How to complete this task => Among the lines of this listing, count those that include "author" and state the count by itself.

Material supplied =>
──────
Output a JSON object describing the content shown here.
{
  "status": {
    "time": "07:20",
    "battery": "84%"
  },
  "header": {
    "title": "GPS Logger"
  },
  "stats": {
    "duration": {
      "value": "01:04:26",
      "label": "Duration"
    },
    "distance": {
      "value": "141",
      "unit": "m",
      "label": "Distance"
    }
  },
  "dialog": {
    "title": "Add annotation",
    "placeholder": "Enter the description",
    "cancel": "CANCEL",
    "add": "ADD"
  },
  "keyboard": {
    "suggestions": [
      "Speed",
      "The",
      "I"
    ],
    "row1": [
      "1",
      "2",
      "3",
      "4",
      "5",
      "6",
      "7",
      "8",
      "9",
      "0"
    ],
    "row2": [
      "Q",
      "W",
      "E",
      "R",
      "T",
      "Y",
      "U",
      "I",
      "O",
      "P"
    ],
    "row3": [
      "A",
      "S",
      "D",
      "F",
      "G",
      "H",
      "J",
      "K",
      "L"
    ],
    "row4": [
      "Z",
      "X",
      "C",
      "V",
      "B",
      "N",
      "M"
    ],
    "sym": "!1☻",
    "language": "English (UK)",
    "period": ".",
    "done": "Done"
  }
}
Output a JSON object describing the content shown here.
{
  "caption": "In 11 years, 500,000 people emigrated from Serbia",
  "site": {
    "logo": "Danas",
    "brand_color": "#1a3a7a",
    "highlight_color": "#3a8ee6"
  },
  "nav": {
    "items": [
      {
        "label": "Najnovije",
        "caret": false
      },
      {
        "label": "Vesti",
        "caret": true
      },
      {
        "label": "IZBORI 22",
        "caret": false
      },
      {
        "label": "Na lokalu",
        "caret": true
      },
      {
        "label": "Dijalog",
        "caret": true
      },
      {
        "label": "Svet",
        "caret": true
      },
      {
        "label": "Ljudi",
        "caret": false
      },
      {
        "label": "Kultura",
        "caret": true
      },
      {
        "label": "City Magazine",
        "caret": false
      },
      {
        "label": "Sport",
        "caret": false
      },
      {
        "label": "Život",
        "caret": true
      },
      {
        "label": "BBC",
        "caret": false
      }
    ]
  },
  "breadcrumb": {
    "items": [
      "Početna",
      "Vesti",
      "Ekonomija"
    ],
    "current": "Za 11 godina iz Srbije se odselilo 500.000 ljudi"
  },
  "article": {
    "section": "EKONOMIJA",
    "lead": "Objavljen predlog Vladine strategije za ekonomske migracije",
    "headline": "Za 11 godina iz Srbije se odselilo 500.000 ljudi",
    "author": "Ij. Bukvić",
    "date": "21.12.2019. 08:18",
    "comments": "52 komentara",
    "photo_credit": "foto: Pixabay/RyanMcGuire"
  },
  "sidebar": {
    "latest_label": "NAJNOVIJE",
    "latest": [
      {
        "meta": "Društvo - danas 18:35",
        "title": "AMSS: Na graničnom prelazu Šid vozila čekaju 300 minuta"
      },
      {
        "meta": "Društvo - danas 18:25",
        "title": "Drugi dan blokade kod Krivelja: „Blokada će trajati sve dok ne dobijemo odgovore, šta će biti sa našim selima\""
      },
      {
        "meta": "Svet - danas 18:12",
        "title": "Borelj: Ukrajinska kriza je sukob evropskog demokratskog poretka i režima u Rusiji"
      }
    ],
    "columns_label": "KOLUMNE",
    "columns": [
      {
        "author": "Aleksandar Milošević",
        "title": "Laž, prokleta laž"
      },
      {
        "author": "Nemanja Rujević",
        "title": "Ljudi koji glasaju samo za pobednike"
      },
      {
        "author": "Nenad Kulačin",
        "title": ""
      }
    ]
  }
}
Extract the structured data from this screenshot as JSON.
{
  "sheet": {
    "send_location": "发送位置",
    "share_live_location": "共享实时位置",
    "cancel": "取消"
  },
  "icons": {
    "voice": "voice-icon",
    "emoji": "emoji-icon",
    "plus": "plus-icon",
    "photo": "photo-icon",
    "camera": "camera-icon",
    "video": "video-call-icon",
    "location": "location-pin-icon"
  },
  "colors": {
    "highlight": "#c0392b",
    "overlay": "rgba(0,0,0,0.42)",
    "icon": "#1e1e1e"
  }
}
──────
Response area => 4